Massive security problem on login server

When people are logging in to any blizzard game the login server is using a very old and insecure cipher TLS_RSA_WITH_AES_256_CBC_SHA.
The problem with this is the following.
the lack of Diffie hellman means that the sessions can be archived and when the certificate gets cracked it’s possible to read all the data that was sent.
AES in CBC mode is not secure because of the way it is standardized, it’s possible to reconstruct the original data.
SHAR-1 is not secure because of the length is not long enough, so it’s possible to send different data that would still match the hash.

Blizzard response to this was
Note that the ciphers currently used on the login servers are by design as certain third-party partner services require those ciphers in order to function.
Wich does not hold any water due to the TLS specification
Client hello
cipher_suites
This is a list of the cryptographic options supported by the client, with the client’s first preference first. If the session_id field is not empty (implying a session resumption request), this vector MUST include at least the cipher_suite from that session. Values are defined in Appendix A.5.
And
Server Hello
cipher_suite
The single cipher suite selected by the server from the list in ClientHello.cipher_suites. For resumed sessions, this field is the value from the state of the session being resumed.

Witch means that the server can see the supported list of cipher that the client supports and most clients support TLS_ECDHE_RSA_WITH_AES_128_GCM_SHA256 The thing is that the server can use TLS 1.3 but blizzard will not make TLS 1.2 safe.
Everybody’s password is at risk of getting compromised due to blizzard is refusing to fix TLS 1.2

Their response was based on the fact that they have to keep in mind compatibility between multiple systems of which some are not managed/developed by themselves, in other words third-party services. If the system can’t communicate with those third party services, they can’t provide their services.

There’s only 2 solutions for this:
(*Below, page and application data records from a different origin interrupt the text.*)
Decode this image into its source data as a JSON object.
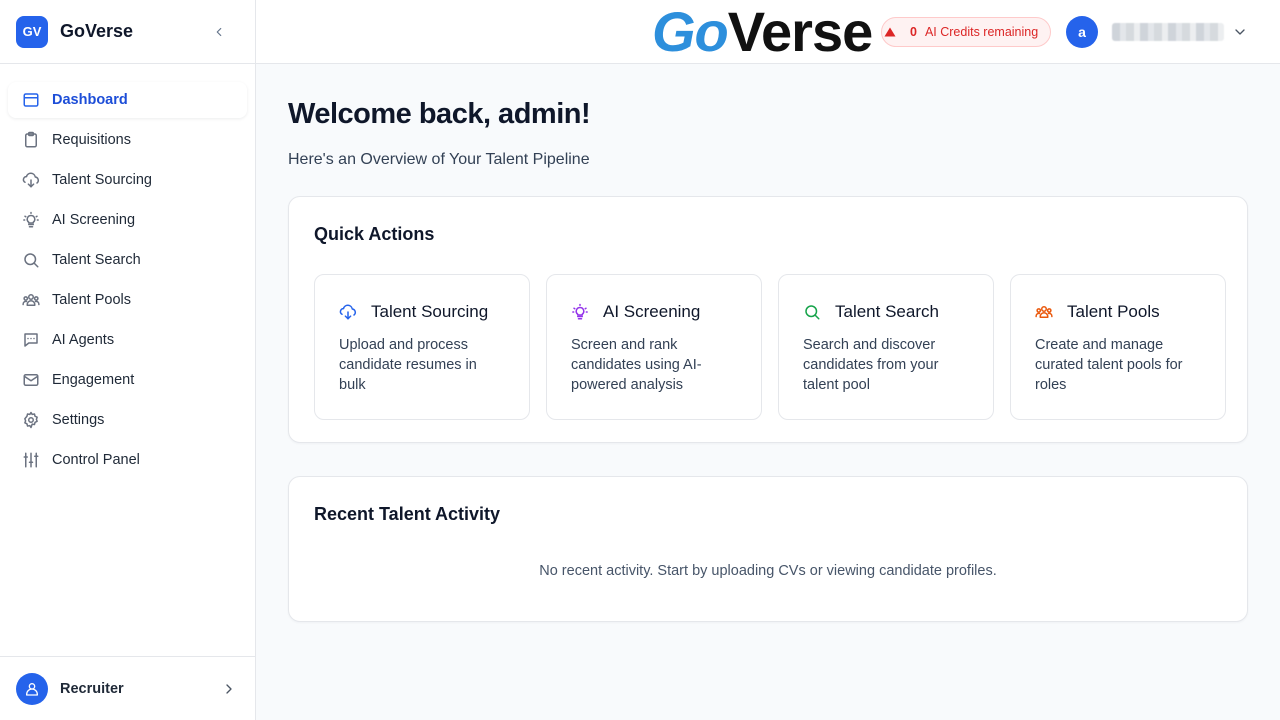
{
  "sidebar": {
    "logo_initials": "GV",
    "app_name": "GoVerse",
    "items": [
      {
        "label": "Dashboard",
        "icon": "dashboard-icon"
      },
      {
        "label": "Requisitions",
        "icon": "clipboard-icon"
      },
      {
        "label": "Talent Sourcing",
        "icon": "cloud-download-icon"
      },
      {
        "label": "AI Screening",
        "icon": "lightbulb-icon"
      },
      {
        "label": "Talent Search",
        "icon": "search-icon"
      },
      {
        "label": "Talent Pools",
        "icon": "users-icon"
      },
      {
        "label": "AI Agents",
        "icon": "chat-icon"
      },
      {
        "label": "Engagement",
        "icon": "mail-icon"
      },
      {
        "label": "Settings",
        "icon": "gear-icon"
      },
      {
        "label": "Control Panel",
        "icon": "sliders-icon"
      }
    ],
    "active": "Dashboard",
    "footer_role": "Recruiter"
  },
  "header": {
    "brand_go": "Go",
    "brand_verse": "Verse",
    "credits_count": "0",
    "credits_label": "AI Credits remaining",
    "user_initial": "a"
  },
  "main": {
    "welcome": "Welcome back, admin!",
    "subtitle": "Here's an Overview of Your Talent Pipeline",
    "quick_actions": {
      "title": "Quick Actions",
      "tiles": [
        {
          "title": "Talent Sourcing",
          "desc": "Upload and process candidate resumes in bulk",
          "icon": "cloud-download-icon",
          "color": "#2563eb"
        },
        {
          "title": "AI Screening",
          "desc": "Screen and rank candidates using AI-powered analysis",
          "icon": "lightbulb-icon",
          "color": "#9333ea"
        },
        {
          "title": "Talent Search",
          "desc": "Search and discover candidates from your talent pool",
          "icon": "search-icon",
          "color": "#16a34a"
        },
        {
          "title": "Talent Pools",
          "desc": "Create and manage curated talent pools for roles",
          "icon": "users-icon",
          "color": "#ea580c"
        }
      ]
    },
    "recent_activity": {
      "title": "Recent Talent Activity",
      "empty": "No recent activity. Start by uploading CVs or viewing candidate profiles."
    }
  },
  "colors": {
    "accent": "#2563eb",
    "brand_go": "#2d8fdc",
    "credits_red": "#dc2626"
  }
}
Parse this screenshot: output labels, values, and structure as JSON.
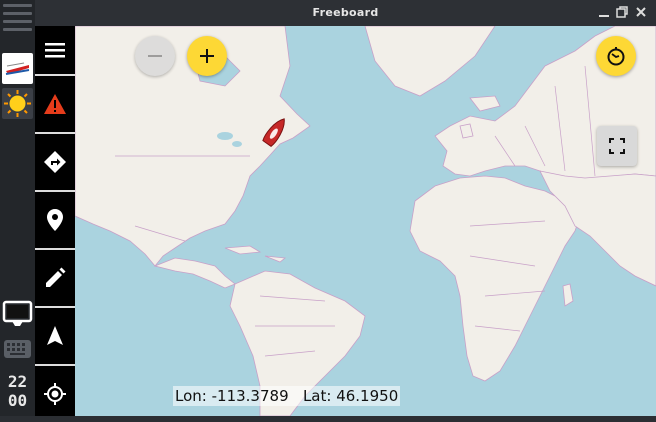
{
  "window": {
    "title": "Freeboard",
    "minimize_icon": "minimize-icon",
    "maximize_icon": "maximize-icon",
    "close_icon": "close-icon"
  },
  "dock": {
    "clock_hour": "22",
    "clock_minute": "00",
    "apps": [
      "boat-app-icon",
      "weather-app-icon",
      "terminal-icon",
      "keyboard-icon"
    ]
  },
  "toolbar": {
    "items": [
      "menu-icon",
      "alert-icon",
      "route-icon",
      "waypoint-icon",
      "edit-icon",
      "navigation-icon",
      "locate-icon"
    ]
  },
  "map": {
    "coordinates": {
      "lon_label": "Lon:",
      "lon_value": "-113.3789",
      "lat_label": "Lat:",
      "lat_value": "46.1950"
    },
    "zoom_out_icon": "minus-icon",
    "zoom_in_icon": "plus-icon",
    "timer_icon": "timer-icon",
    "fullscreen_icon": "fullscreen-icon",
    "colors": {
      "water": "#aad3df",
      "land": "#f2efe9",
      "border": "#c8a0c8",
      "accent": "#fdd835"
    }
  }
}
  1. Doing a rework of the entire infrastructure, so they no longer rely on third party services.
  2. Pressure their partners about updating their systems to support more secure cipher suites.

Both of which would take a lot of time to realize.
I understand your scepticism, but you’ve had a first-line support employee explain what complications cause their System Administrators and Developers be unable to comply to your (unnecessarily high) standards.

Server compatibility first, client preference second.
Keep in mind that this is also likely to consist of certain legacy support features/services.

Just use a unique/complicated password, frequently update your password, use a VPN with additional encryption, maintain a secure local environment and your major security concern is no more than a minor inconvenience.

The response I got from blizzard was from security@blizzard There is a thread option Blizzard only needs to add TLS_ECDHE_RSA_WITH_AES_128_GCM_SHA256 to the supported list of ciphers. battlenet app and the games all have that cipher is the TLS client hello. So the new clients can use better encryption.
The server is choosing the best cipher that is configured and is first in the client hello cipher list.
There is a very good reason why TLS 1.3 have removed so many ciphers.
A VPN will not work. I don’t know of a VPN provider that has an exit node in AS57976. The VPN I use Cloudflare WARP also have problems with the battlenet app and the AS path to blizzard is AS13335 AS1299 AS57976 so the transit provide can save the session and decrypt them later due to there re no DH in the cythers

massive security problem does not happen in offline.

they reap what they saw. (or whatever the a/e form of the word)